Material for this exercise:
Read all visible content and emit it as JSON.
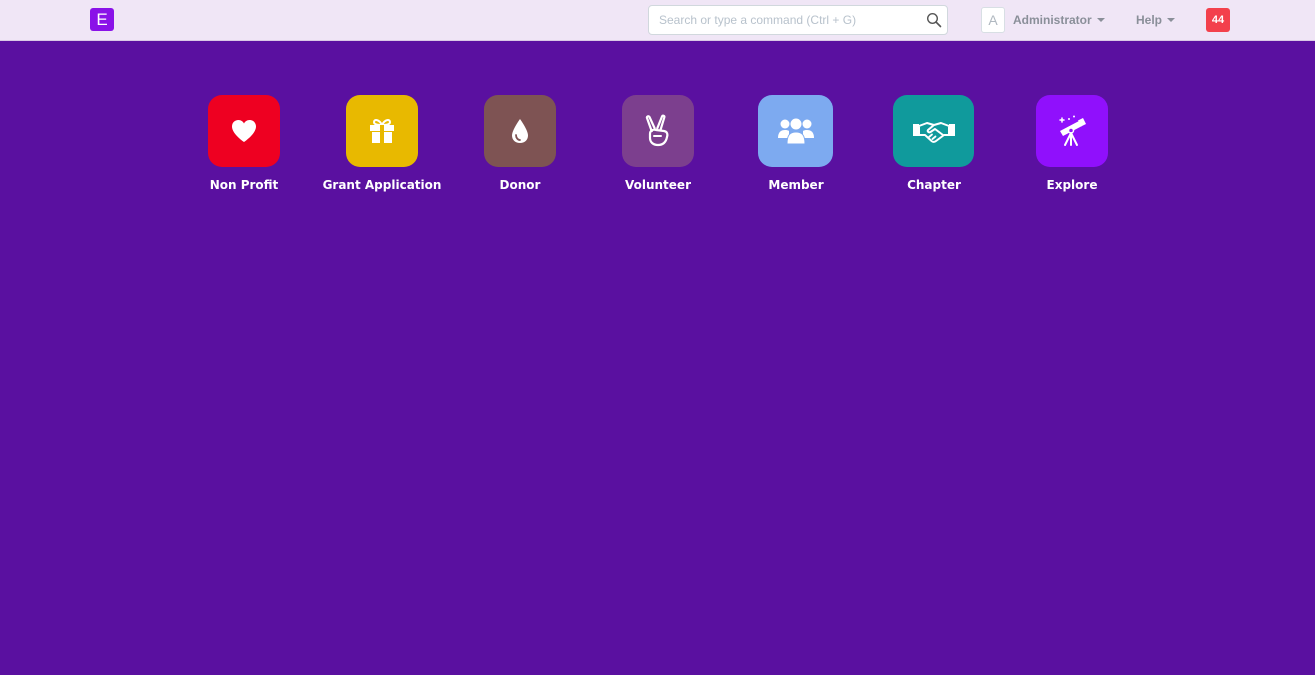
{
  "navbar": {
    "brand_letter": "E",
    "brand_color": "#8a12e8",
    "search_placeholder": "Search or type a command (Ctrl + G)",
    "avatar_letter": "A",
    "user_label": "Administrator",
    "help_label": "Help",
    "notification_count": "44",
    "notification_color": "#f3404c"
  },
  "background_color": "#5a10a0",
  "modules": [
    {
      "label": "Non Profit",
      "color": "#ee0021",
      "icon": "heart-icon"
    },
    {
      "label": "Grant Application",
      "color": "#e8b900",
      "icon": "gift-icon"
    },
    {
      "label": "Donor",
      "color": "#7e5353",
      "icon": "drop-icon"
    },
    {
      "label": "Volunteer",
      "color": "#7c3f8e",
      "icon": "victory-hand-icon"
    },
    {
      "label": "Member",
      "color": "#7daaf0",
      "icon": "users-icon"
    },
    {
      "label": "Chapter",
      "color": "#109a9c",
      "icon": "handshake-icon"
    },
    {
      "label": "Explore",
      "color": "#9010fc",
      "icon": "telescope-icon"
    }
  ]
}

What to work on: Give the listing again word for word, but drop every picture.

Response for this exercise:
Read all visible content and emit it as JSON.
{
  "navbar": {
    "brand_letter": "E",
    "brand_color": "#8a12e8",
    "search_placeholder": "Search or type a command (Ctrl + G)",
    "avatar_letter": "A",
    "user_label": "Administrator",
    "help_label": "Help",
    "notification_count": "44",
    "notification_color": "#f3404c"
  },
  "background_color": "#5a10a0",
  "modules": [
    {
      "label": "Non Profit",
      "color": "#ee0021",
      "icon": "heart-icon"
    },
    {
      "label": "Grant Application",
      "color": "#e8b900",
      "icon": "gift-icon"
    },
    {
      "label": "Donor",
      "color": "#7e5353",
      "icon": "drop-icon"
    },
    {
      "label": "Volunteer",
      "color": "#7c3f8e",
      "icon": "victory-hand-icon"
    },
    {
      "label": "Member",
      "color": "#7daaf0",
      "icon": "users-icon"
    },
    {
      "label": "Chapter",
      "color": "#109a9c",
      "icon": "handshake-icon"
    },
    {
      "label": "Explore",
      "color": "#9010fc",
      "icon": "telescope-icon"
    }
  ]
}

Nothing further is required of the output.